### Try it:
Output every entry exactly, without any pictures.

(Material provided begins)

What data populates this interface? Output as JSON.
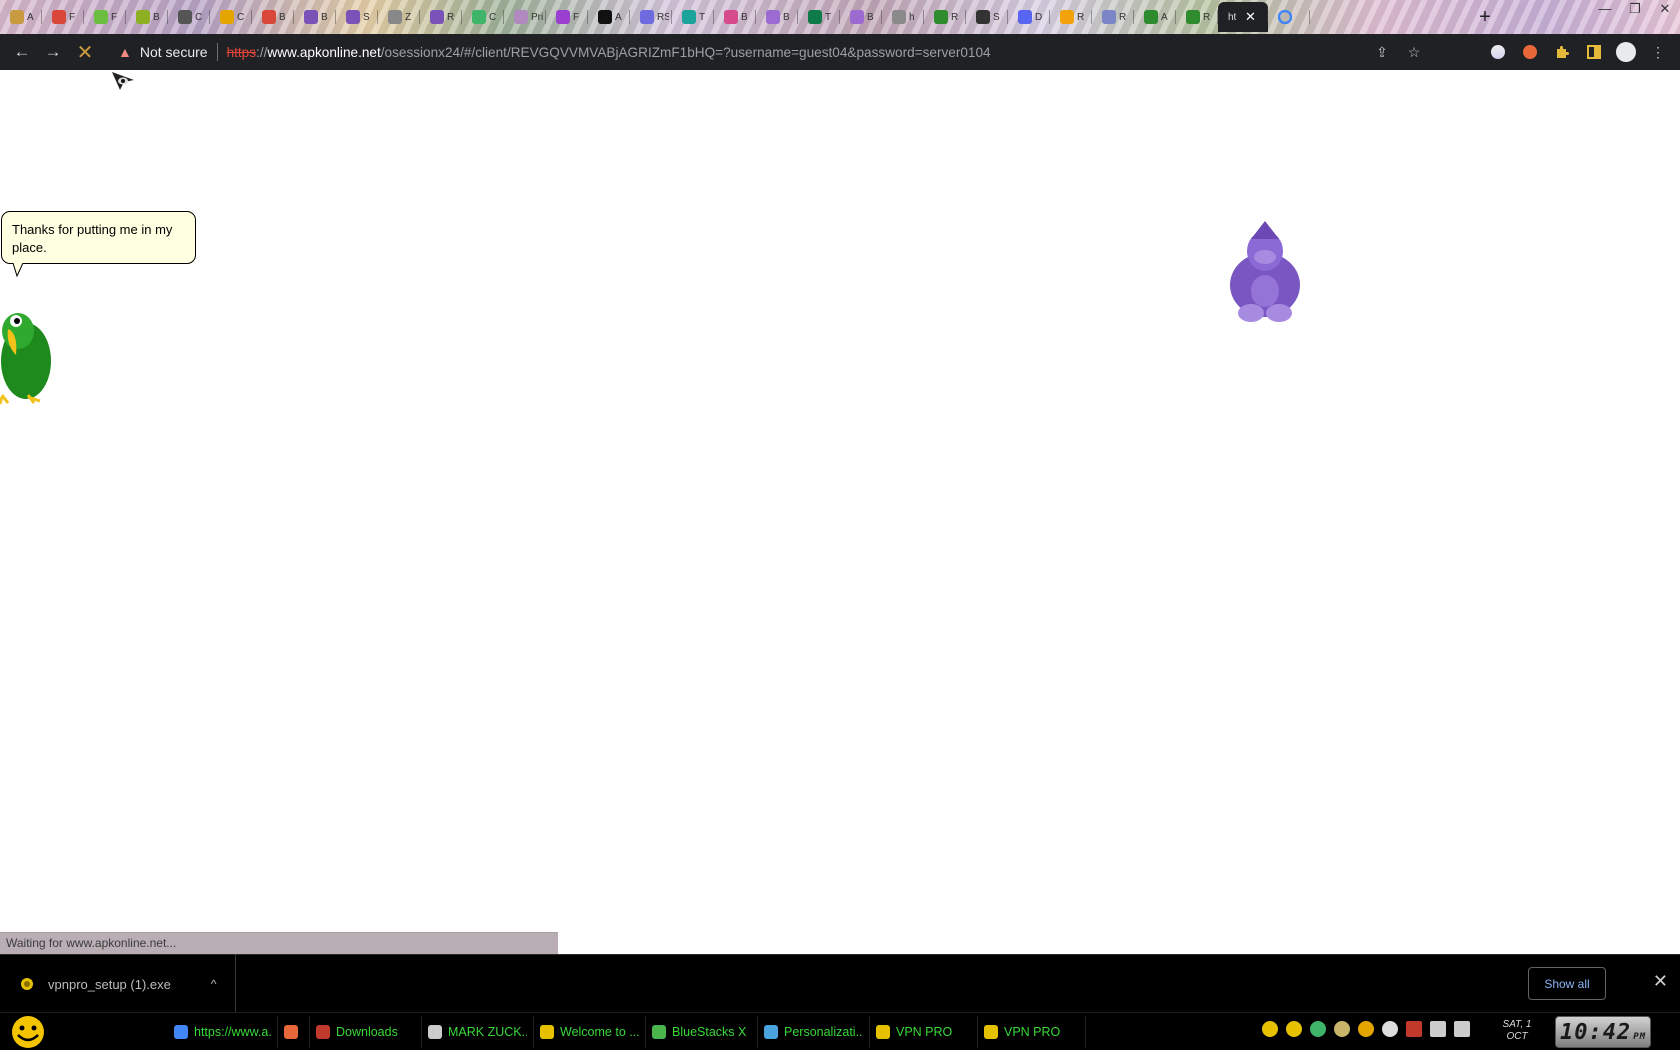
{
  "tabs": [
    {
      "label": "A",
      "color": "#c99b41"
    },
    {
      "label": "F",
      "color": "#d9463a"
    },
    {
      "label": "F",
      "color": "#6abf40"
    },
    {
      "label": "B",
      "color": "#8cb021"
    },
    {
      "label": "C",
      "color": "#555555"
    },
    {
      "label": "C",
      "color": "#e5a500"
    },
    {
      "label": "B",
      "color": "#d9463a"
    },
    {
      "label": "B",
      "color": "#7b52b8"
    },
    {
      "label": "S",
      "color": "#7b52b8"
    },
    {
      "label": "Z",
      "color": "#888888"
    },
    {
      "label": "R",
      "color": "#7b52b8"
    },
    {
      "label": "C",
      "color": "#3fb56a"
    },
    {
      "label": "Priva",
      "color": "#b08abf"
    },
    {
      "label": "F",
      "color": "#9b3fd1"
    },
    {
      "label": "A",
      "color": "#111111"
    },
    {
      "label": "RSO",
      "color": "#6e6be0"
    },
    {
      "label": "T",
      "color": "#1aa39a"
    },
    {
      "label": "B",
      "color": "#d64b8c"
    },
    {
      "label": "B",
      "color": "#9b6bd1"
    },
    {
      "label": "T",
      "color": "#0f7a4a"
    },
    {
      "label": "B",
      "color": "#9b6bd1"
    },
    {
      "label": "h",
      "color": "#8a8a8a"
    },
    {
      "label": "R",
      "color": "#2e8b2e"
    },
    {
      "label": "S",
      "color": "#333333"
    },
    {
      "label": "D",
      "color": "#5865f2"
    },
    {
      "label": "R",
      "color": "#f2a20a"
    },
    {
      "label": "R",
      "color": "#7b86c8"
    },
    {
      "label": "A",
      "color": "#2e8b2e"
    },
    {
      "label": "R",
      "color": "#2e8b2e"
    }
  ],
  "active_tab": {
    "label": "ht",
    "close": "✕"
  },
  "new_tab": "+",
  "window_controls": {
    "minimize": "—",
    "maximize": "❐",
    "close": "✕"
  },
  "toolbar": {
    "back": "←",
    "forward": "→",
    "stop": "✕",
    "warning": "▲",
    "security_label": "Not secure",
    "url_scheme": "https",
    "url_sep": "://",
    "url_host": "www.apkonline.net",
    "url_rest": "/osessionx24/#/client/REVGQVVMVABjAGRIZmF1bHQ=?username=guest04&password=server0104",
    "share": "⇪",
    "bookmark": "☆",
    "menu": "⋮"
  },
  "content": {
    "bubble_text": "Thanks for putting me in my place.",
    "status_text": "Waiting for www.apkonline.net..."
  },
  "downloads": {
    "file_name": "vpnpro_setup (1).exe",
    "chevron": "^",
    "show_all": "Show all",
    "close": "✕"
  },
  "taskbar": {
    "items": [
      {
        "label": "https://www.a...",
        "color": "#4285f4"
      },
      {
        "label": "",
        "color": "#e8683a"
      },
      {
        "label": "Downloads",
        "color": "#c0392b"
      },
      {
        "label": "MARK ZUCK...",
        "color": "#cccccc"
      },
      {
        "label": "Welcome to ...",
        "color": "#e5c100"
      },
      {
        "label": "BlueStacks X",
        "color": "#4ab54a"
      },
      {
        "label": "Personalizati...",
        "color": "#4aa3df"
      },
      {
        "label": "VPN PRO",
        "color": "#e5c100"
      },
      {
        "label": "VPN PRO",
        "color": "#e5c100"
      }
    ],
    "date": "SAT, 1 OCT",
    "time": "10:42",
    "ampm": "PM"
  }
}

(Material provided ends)

### Exercise answer:
What data populates this interface? Output as JSON.
{
  "tabs": [
    {
      "label": "A",
      "color": "#c99b41"
    },
    {
      "label": "F",
      "color": "#d9463a"
    },
    {
      "label": "F",
      "color": "#6abf40"
    },
    {
      "label": "B",
      "color": "#8cb021"
    },
    {
      "label": "C",
      "color": "#555555"
    },
    {
      "label": "C",
      "color": "#e5a500"
    },
    {
      "label": "B",
      "color": "#d9463a"
    },
    {
      "label": "B",
      "color": "#7b52b8"
    },
    {
      "label": "S",
      "color": "#7b52b8"
    },
    {
      "label": "Z",
      "color": "#888888"
    },
    {
      "label": "R",
      "color": "#7b52b8"
    },
    {
      "label": "C",
      "color": "#3fb56a"
    },
    {
      "label": "Priva",
      "color": "#b08abf"
    },
    {
      "label": "F",
      "color": "#9b3fd1"
    },
    {
      "label": "A",
      "color": "#111111"
    },
    {
      "label": "RSO",
      "color": "#6e6be0"
    },
    {
      "label": "T",
      "color": "#1aa39a"
    },
    {
      "label": "B",
      "color": "#d64b8c"
    },
    {
      "label": "B",
      "color": "#9b6bd1"
    },
    {
      "label": "T",
      "color": "#0f7a4a"
    },
    {
      "label": "B",
      "color": "#9b6bd1"
    },
    {
      "label": "h",
      "color": "#8a8a8a"
    },
    {
      "label": "R",
      "color": "#2e8b2e"
    },
    {
      "label": "S",
      "color": "#333333"
    },
    {
      "label": "D",
      "color": "#5865f2"
    },
    {
      "label": "R",
      "color": "#f2a20a"
    },
    {
      "label": "R",
      "color": "#7b86c8"
    },
    {
      "label": "A",
      "color": "#2e8b2e"
    },
    {
      "label": "R",
      "color": "#2e8b2e"
    }
  ],
  "active_tab": {
    "label": "ht",
    "close": "✕"
  },
  "new_tab": "+",
  "window_controls": {
    "minimize": "—",
    "maximize": "❐",
    "close": "✕"
  },
  "toolbar": {
    "back": "←",
    "forward": "→",
    "stop": "✕",
    "warning": "▲",
    "security_label": "Not secure",
    "url_scheme": "https",
    "url_sep": "://",
    "url_host": "www.apkonline.net",
    "url_rest": "/osessionx24/#/client/REVGQVVMVABjAGRIZmF1bHQ=?username=guest04&password=server0104",
    "share": "⇪",
    "bookmark": "☆",
    "menu": "⋮"
  },
  "content": {
    "bubble_text": "Thanks for putting me in my place.",
    "status_text": "Waiting for www.apkonline.net..."
  },
  "downloads": {
    "file_name": "vpnpro_setup (1).exe",
    "chevron": "^",
    "show_all": "Show all",
    "close": "✕"
  },
  "taskbar": {
    "items": [
      {
        "label": "https://www.a...",
        "color": "#4285f4"
      },
      {
        "label": "",
        "color": "#e8683a"
      },
      {
        "label": "Downloads",
        "color": "#c0392b"
      },
      {
        "label": "MARK ZUCK...",
        "color": "#cccccc"
      },
      {
        "label": "Welcome to ...",
        "color": "#e5c100"
      },
      {
        "label": "BlueStacks X",
        "color": "#4ab54a"
      },
      {
        "label": "Personalizati...",
        "color": "#4aa3df"
      },
      {
        "label": "VPN PRO",
        "color": "#e5c100"
      },
      {
        "label": "VPN PRO",
        "color": "#e5c100"
      }
    ],
    "date": "SAT, 1 OCT",
    "time": "10:42",
    "ampm": "PM"
  }
}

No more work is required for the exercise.